Data section ▸
○ ○ ○ ○

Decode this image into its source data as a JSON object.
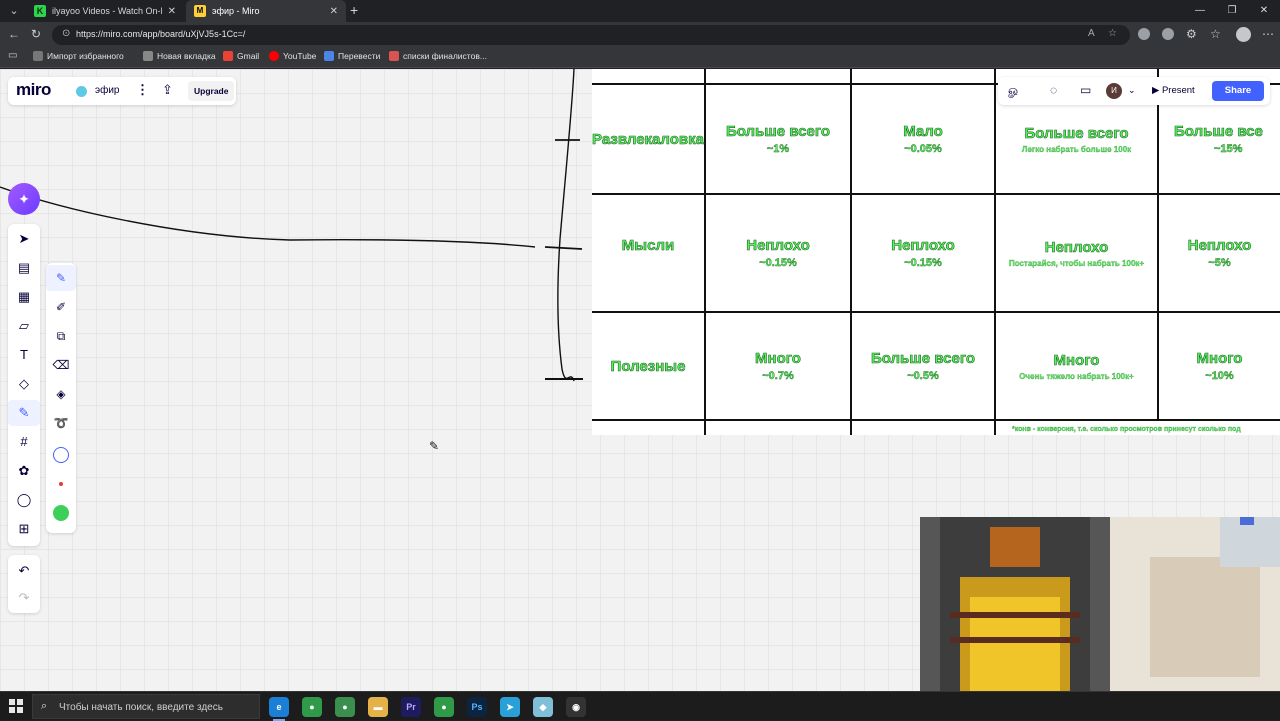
{
  "browser": {
    "tabs": [
      {
        "title": "ilyayoo Videos - Watch On-Dema",
        "favicon": "K"
      },
      {
        "title": "эфир - Miro",
        "favicon": "M"
      }
    ],
    "url": "https://miro.com/app/board/uXjVJ5s-1Cc=/",
    "bookmarks": [
      "Импорт избранного",
      "Новая вкладка",
      "Gmail",
      "YouTube",
      "Перевести",
      "списки финалистов..."
    ]
  },
  "miro": {
    "logo": "miro",
    "board_name": "эфир",
    "upgrade_label": "Upgrade",
    "avatar_initial": "И",
    "present_label": "Present",
    "share_label": "Share",
    "accent": "#4262ff"
  },
  "table": {
    "rows": [
      {
        "category": "Развлекаловка",
        "cells": [
          {
            "main": "Больше всего",
            "sub": "~1%"
          },
          {
            "main": "Мало",
            "sub": "~0.05%"
          },
          {
            "main": "Больше всего",
            "note": "Легко набрать больше 100к"
          },
          {
            "main": "Больше все",
            "sub": "~15%"
          }
        ]
      },
      {
        "category": "Мысли",
        "cells": [
          {
            "main": "Неплохо",
            "sub": "~0.15%"
          },
          {
            "main": "Неплохо",
            "sub": "~0.15%"
          },
          {
            "main": "Неплохо",
            "note": "Постарайся, чтобы набрать 100к+"
          },
          {
            "main": "Неплохо",
            "sub": "~5%"
          }
        ]
      },
      {
        "category": "Полезные",
        "cells": [
          {
            "main": "Много",
            "sub": "~0.7%"
          },
          {
            "main": "Больше всего",
            "sub": "~0.5%"
          },
          {
            "main": "Много",
            "note": "Очень тяжело набрать 100к+"
          },
          {
            "main": "Много",
            "sub": "~10%"
          }
        ]
      }
    ],
    "footnote": "*конв - конверсия, т.е. сколько просмотров принесут сколько под",
    "text_color": "#5bf061"
  },
  "taskbar": {
    "search_placeholder": "Чтобы начать поиск, введите здесь"
  }
}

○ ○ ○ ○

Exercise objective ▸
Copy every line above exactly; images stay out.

Result for this exercise ▸
Decode this image into its source data as a JSON object.
{
  "browser": {
    "tabs": [
      {
        "title": "ilyayoo Videos - Watch On-Dema",
        "favicon": "K"
      },
      {
        "title": "эфир - Miro",
        "favicon": "M"
      }
    ],
    "url": "https://miro.com/app/board/uXjVJ5s-1Cc=/",
    "bookmarks": [
      "Импорт избранного",
      "Новая вкладка",
      "Gmail",
      "YouTube",
      "Перевести",
      "списки финалистов..."
    ]
  },
  "miro": {
    "logo": "miro",
    "board_name": "эфир",
    "upgrade_label": "Upgrade",
    "avatar_initial": "И",
    "present_label": "Present",
    "share_label": "Share",
    "accent": "#4262ff"
  },
  "table": {
    "rows": [
      {
        "category": "Развлекаловка",
        "cells": [
          {
            "main": "Больше всего",
            "sub": "~1%"
          },
          {
            "main": "Мало",
            "sub": "~0.05%"
          },
          {
            "main": "Больше всего",
            "note": "Легко набрать больше 100к"
          },
          {
            "main": "Больше все",
            "sub": "~15%"
          }
        ]
      },
      {
        "category": "Мысли",
        "cells": [
          {
            "main": "Неплохо",
            "sub": "~0.15%"
          },
          {
            "main": "Неплохо",
            "sub": "~0.15%"
          },
          {
            "main": "Неплохо",
            "note": "Постарайся, чтобы набрать 100к+"
          },
          {
            "main": "Неплохо",
            "sub": "~5%"
          }
        ]
      },
      {
        "category": "Полезные",
        "cells": [
          {
            "main": "Много",
            "sub": "~0.7%"
          },
          {
            "main": "Больше всего",
            "sub": "~0.5%"
          },
          {
            "main": "Много",
            "note": "Очень тяжело набрать 100к+"
          },
          {
            "main": "Много",
            "sub": "~10%"
          }
        ]
      }
    ],
    "footnote": "*конв - конверсия, т.е. сколько просмотров принесут сколько под",
    "text_color": "#5bf061"
  },
  "taskbar": {
    "search_placeholder": "Чтобы начать поиск, введите здесь"
  }
}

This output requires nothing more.